The result should be every line of the listing that contains "data".

==*==

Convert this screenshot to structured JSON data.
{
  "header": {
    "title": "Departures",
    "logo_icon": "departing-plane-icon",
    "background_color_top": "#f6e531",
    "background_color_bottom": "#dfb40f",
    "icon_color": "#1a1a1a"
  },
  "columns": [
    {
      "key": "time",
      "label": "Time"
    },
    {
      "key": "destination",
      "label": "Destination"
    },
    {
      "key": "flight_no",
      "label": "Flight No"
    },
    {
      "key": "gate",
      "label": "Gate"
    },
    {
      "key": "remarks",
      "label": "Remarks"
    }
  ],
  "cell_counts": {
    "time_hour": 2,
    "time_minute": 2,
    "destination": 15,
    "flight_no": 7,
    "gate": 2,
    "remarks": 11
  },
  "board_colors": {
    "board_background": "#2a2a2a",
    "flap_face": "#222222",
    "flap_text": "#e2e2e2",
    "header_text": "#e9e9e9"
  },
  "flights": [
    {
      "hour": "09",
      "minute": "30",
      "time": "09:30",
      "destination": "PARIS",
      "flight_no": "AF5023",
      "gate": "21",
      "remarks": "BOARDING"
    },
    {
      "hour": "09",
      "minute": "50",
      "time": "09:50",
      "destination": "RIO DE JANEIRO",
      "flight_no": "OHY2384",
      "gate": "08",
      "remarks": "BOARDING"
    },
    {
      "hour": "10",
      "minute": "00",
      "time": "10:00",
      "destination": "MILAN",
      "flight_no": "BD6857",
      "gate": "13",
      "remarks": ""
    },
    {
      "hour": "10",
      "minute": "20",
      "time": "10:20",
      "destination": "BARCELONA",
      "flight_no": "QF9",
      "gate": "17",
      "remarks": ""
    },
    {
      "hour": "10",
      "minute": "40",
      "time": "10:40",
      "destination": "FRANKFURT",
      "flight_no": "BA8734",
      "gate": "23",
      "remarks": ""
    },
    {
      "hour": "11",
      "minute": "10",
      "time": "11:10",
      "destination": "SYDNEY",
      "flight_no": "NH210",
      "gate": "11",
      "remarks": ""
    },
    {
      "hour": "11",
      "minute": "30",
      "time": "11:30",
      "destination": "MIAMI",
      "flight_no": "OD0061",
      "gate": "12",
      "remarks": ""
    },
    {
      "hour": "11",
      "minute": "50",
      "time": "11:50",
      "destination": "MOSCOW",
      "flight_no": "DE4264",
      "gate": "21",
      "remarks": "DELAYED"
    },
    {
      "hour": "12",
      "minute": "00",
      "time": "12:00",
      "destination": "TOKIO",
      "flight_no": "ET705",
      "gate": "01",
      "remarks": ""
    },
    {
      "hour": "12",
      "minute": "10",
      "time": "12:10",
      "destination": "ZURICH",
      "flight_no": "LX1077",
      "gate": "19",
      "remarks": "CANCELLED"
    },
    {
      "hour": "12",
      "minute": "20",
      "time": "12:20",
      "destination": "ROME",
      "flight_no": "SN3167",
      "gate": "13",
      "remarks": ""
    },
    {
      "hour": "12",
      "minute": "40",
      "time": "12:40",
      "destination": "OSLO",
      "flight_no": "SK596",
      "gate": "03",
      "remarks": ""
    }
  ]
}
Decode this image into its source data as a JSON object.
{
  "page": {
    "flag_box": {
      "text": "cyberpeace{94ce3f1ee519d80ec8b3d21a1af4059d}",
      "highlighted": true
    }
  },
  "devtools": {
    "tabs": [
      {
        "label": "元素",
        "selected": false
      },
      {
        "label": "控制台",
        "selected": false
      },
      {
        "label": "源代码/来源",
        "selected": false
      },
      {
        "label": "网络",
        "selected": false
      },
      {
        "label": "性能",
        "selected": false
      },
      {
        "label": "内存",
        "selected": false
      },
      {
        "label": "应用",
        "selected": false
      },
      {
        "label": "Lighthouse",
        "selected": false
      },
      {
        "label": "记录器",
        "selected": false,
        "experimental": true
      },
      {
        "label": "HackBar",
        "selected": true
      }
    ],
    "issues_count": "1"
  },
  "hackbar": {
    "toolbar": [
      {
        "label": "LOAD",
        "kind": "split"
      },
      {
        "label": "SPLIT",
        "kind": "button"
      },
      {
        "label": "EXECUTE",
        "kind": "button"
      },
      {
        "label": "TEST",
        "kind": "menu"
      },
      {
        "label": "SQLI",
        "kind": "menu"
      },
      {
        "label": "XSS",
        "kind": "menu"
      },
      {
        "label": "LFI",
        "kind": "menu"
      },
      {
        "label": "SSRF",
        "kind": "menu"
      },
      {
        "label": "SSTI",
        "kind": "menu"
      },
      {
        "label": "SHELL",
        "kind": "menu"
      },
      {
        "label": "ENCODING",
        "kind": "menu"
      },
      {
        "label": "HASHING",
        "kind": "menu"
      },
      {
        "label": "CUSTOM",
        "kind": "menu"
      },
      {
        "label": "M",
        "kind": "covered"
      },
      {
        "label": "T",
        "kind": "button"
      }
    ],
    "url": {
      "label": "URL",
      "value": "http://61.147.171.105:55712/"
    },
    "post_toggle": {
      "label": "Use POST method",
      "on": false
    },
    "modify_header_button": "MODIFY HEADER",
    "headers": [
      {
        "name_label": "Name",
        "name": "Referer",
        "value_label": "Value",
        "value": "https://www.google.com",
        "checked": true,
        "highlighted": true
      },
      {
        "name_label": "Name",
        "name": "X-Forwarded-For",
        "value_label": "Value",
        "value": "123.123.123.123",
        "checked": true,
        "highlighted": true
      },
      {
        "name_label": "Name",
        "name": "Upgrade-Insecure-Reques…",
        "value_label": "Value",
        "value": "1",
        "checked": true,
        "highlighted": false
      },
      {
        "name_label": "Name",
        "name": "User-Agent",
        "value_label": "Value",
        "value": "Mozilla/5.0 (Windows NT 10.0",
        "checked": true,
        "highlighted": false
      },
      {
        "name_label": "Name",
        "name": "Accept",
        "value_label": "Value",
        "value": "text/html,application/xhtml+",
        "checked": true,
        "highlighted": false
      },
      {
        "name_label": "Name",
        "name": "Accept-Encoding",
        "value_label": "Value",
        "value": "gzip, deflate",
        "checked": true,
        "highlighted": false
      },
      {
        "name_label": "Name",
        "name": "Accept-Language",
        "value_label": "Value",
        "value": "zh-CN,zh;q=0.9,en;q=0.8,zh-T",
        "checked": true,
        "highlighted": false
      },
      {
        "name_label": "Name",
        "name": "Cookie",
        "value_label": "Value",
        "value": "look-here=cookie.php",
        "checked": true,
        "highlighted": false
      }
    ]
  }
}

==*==

### ANSWER SPACE
Convert this screenshot to structured JSON data.
Decode this image into its source data as a JSON object.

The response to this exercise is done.